→ **EXERCISE BRIEF**
The whole listing is to be reproduced exactly as given.

→ **RECORD EXCERPTS**
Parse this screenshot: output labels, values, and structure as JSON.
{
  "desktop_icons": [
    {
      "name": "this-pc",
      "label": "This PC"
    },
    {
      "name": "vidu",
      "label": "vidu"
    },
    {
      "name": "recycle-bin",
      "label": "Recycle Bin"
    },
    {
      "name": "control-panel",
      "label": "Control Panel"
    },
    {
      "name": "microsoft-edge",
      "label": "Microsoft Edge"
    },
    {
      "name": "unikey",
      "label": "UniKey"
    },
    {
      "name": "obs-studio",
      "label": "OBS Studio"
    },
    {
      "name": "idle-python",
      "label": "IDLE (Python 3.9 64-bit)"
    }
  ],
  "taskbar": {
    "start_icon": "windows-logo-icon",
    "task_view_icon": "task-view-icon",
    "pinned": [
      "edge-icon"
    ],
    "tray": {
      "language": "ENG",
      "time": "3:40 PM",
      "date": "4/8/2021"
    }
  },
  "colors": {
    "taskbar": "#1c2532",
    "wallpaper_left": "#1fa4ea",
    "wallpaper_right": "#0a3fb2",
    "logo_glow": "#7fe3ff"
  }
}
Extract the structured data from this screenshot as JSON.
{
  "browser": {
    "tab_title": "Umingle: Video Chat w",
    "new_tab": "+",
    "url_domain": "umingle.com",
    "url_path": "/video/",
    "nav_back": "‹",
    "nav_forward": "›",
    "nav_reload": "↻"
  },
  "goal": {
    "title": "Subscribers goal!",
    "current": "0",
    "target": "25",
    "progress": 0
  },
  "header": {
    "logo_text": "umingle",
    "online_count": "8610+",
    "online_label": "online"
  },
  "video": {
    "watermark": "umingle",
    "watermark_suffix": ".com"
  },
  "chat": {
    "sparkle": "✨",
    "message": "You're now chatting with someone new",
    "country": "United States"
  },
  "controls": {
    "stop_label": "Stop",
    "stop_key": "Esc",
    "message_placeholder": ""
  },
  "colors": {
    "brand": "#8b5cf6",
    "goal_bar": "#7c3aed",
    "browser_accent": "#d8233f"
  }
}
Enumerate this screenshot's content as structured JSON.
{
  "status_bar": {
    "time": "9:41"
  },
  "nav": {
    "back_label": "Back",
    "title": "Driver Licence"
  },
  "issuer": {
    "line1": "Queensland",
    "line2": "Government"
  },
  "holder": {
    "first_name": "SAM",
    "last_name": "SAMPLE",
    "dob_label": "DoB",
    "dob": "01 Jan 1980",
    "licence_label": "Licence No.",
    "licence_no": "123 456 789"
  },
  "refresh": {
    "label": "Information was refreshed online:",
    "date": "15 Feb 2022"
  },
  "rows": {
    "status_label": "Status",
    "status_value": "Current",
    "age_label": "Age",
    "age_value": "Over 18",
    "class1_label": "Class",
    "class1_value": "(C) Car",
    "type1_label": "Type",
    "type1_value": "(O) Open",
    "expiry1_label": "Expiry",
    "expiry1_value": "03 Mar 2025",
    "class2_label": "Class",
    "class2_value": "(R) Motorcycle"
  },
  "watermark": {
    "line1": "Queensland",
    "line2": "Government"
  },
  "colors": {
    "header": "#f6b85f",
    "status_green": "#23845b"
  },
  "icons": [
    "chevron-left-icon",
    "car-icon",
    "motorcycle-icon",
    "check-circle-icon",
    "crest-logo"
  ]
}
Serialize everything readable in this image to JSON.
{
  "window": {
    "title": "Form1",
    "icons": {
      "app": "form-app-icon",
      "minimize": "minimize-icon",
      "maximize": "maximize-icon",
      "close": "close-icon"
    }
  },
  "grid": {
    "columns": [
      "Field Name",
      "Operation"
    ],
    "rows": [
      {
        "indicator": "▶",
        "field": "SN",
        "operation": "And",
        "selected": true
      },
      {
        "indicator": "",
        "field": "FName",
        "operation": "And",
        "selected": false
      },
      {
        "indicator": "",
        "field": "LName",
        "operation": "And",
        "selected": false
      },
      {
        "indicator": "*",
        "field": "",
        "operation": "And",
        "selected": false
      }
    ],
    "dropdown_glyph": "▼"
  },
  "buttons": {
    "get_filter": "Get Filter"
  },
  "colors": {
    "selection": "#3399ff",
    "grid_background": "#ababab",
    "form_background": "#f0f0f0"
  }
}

→ **WRITTEN SOLUTION**
Parse this screenshot: output labels, values, and structure as JSON.
{
  "desktop_icons": [
    {
      "name": "this-pc",
      "label": "This PC"
    },
    {
      "name": "vidu",
      "label": "vidu"
    },
    {
      "name": "recycle-bin",
      "label": "Recycle Bin"
    },
    {
      "name": "control-panel",
      "label": "Control Panel"
    },
    {
      "name": "microsoft-edge",
      "label": "Microsoft Edge"
    },
    {
      "name": "unikey",
      "label": "UniKey"
    },
    {
      "name": "obs-studio",
      "label": "OBS Studio"
    },
    {
      "name": "idle-python",
      "label": "IDLE (Python 3.9 64-bit)"
    }
  ],
  "taskbar": {
    "start_icon": "windows-logo-icon",
    "task_view_icon": "task-view-icon",
    "pinned": [
      "edge-icon"
    ],
    "tray": {
      "language": "ENG",
      "time": "3:40 PM",
      "date": "4/8/2021"
    }
  },
  "colors": {
    "taskbar": "#1c2532",
    "wallpaper_left": "#1fa4ea",
    "wallpaper_right": "#0a3fb2",
    "logo_glow": "#7fe3ff"
  }
}
Extract the structured data from this screenshot as JSON.
{
  "browser": {
    "tab_title": "Umingle: Video Chat w",
    "new_tab": "+",
    "url_domain": "umingle.com",
    "url_path": "/video/",
    "nav_back": "‹",
    "nav_forward": "›",
    "nav_reload": "↻"
  },
  "goal": {
    "title": "Subscribers goal!",
    "current": "0",
    "target": "25",
    "progress": 0
  },
  "header": {
    "logo_text": "umingle",
    "online_count": "8610+",
    "online_label": "online"
  },
  "video": {
    "watermark": "umingle",
    "watermark_suffix": ".com"
  },
  "chat": {
    "sparkle": "✨",
    "message": "You're now chatting with someone new",
    "country": "United States"
  },
  "controls": {
    "stop_label": "Stop",
    "stop_key": "Esc",
    "message_placeholder": ""
  },
  "colors": {
    "brand": "#8b5cf6",
    "goal_bar": "#7c3aed",
    "browser_accent": "#d8233f"
  }
}
Enumerate this screenshot's content as structured JSON.
{
  "status_bar": {
    "time": "9:41"
  },
  "nav": {
    "back_label": "Back",
    "title": "Driver Licence"
  },
  "issuer": {
    "line1": "Queensland",
    "line2": "Government"
  },
  "holder": {
    "first_name": "SAM",
    "last_name": "SAMPLE",
    "dob_label": "DoB",
    "dob": "01 Jan 1980",
    "licence_label": "Licence No.",
    "licence_no": "123 456 789"
  },
  "refresh": {
    "label": "Information was refreshed online:",
    "date": "15 Feb 2022"
  },
  "rows": {
    "status_label": "Status",
    "status_value": "Current",
    "age_label": "Age",
    "age_value": "Over 18",
    "class1_label": "Class",
    "class1_value": "(C) Car",
    "type1_label": "Type",
    "type1_value": "(O) Open",
    "expiry1_label": "Expiry",
    "expiry1_value": "03 Mar 2025",
    "class2_label": "Class",
    "class2_value": "(R) Motorcycle"
  },
  "watermark": {
    "line1": "Queensland",
    "line2": "Government"
  },
  "colors": {
    "header": "#f6b85f",
    "status_green": "#23845b"
  },
  "icons": [
    "chevron-left-icon",
    "car-icon",
    "motorcycle-icon",
    "check-circle-icon",
    "crest-logo"
  ]
}
Serialize everything readable in this image to JSON.
{
  "window": {
    "title": "Form1",
    "icons": {
      "app": "form-app-icon",
      "minimize": "minimize-icon",
      "maximize": "maximize-icon",
      "close": "close-icon"
    }
  },
  "grid": {
    "columns": [
      "Field Name",
      "Operation"
    ],
    "rows": [
      {
        "indicator": "▶",
        "field": "SN",
        "operation": "And",
        "selected": true
      },
      {
        "indicator": "",
        "field": "FName",
        "operation": "And",
        "selected": false
      },
      {
        "indicator": "",
        "field": "LName",
        "operation": "And",
        "selected": false
      },
      {
        "indicator": "*",
        "field": "",
        "operation": "And",
        "selected": false
      }
    ],
    "dropdown_glyph": "▼"
  },
  "buttons": {
    "get_filter": "Get Filter"
  },
  "colors": {
    "selection": "#3399ff",
    "grid_background": "#ababab",
    "form_background": "#f0f0f0"
  }
}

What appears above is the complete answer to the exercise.